The molecule is thus 3-iodo-4-methylhexane. This same molecule can also be called 1-ethyl-2-methylbutyl iodide.
Another functional group is the hydroxyl group, or OH, which, when bound to an alkyl group, forms an alcohol. The rules for naming organic molecules with hydroxyl groups are similar to those for naming alkyl halides, except that the hydroxyl functional group takes precedence over halogens when numbering the carbons, just as halogens take precedence over alkyl groups. An alcohol is named by ending the name of the carbon chain with -ol instead of -ane, and it is preceded by a number that identifies the position of the hydroxyl group. This is the substitutive nomenclature; the functional class nomenclature follows that for alkyl halides, but the second word is alcohol rather than a halide name. Thus, for instance, we name the molecule below as follows:
Updated IUPAC rules specify that the substitutive name move the number of the location for the hydroxyl group to just before the -ol suffix, however. Thus, although you may encounter substitutive names for alcohols such as the one given above, you may more likely encounter the name 4-methylpentan-2-ol. This latter approach is often a necessity for complex molecules with many different functional groups.
Practice Problem: Identify the following molecule using IUPAC rules.
Solution: Find and number the longest carbon chain such that the alcohol group is included and is located at the lowest position number. Also, be sure to maximize the number of substitutive alkyl groups. Then name the molecule according to IUPAC rules.
An alkene is a hydrocarbon characterized by a double bond between two constituent carbon atoms. Obviously, the name alkene is very close to alkane, and for good reason. Consider, for instance, ethane (an alkane having two carbon atoms) versus ethene (an alkene having two carbon atoms):
Note that alkenes are named by replacing the -ane ending of an alkane with -ene. The position of the double bond is not ambiguous in the case of ethene (commonly called ethylene) and propene (commonly called propylene), but for longer carbon chains, the position of the double bond is important. To name an alkene according to IUPAC rules, find the longest carbon chain that includes the double bond, number it so that the positions of the carbons containing the double bond are minimized, then write the name following the usual pattern. When numbering the double bond, use the position number for the first carbon (i.e., the lower of the two numbers) in the double bond.
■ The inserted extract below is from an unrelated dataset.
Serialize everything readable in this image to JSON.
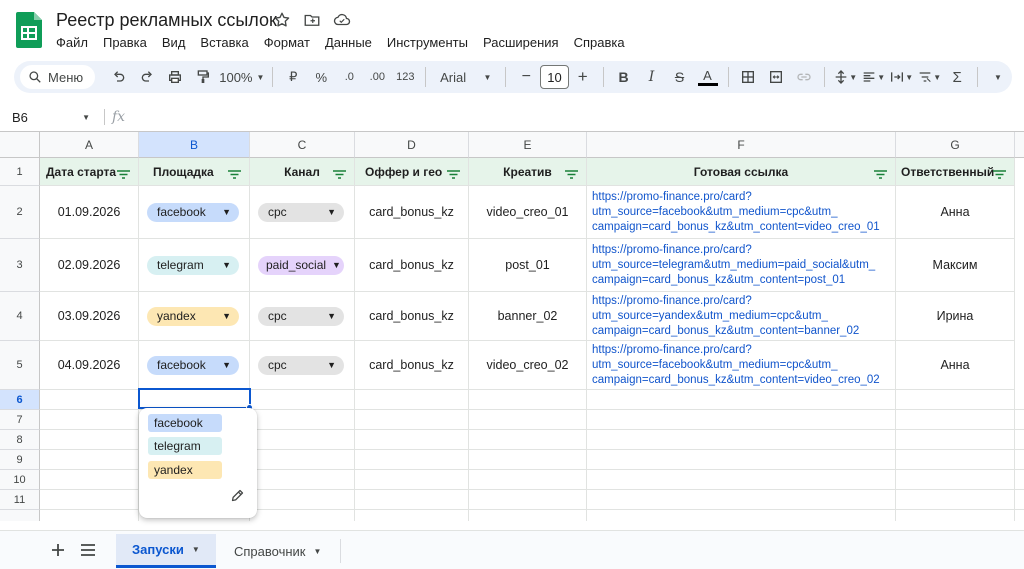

Thus, for instance, we would name the molecule below as follows:
Practice Problem: Identify the following molecule.
Solution: First, identify the longest carbon chain that includes the double bond, then number the chain appropriately, making note of the substituent alkyl groups. Write the name of the molecule.
Alkynes are similar to alkenes, except they involve a triple bond between two carbons rather than a double bond. For alkyne nomenclature, the -ene (or -ane) suffix is replaced by -yne. The simplest alkyne, C2H2, goes by the name ethyne or its common name, acetylene. The same rules of alkene nomenclature apply to alkynes. If a double bond and triple bond both appear in the same molecule, the two are treated equally for the purpose of numbering the longest carbon chain. Below are two illustrative examples of alkyne nomenclature. Note in the molecule on the right, the double bond wins in the case of a tie for the numbering scheme.
Practice Problem: Identify the following molecule.
Solution: Number the longest carbon chain containing both multiple bonds, in this case giving preference to the double bond. Write the correct IUPAC name.
For carbon rings, the rules for double bonds (cycloalkenes) and triple bonds (cycloalkynes) are parallel with those for cycloalkanes.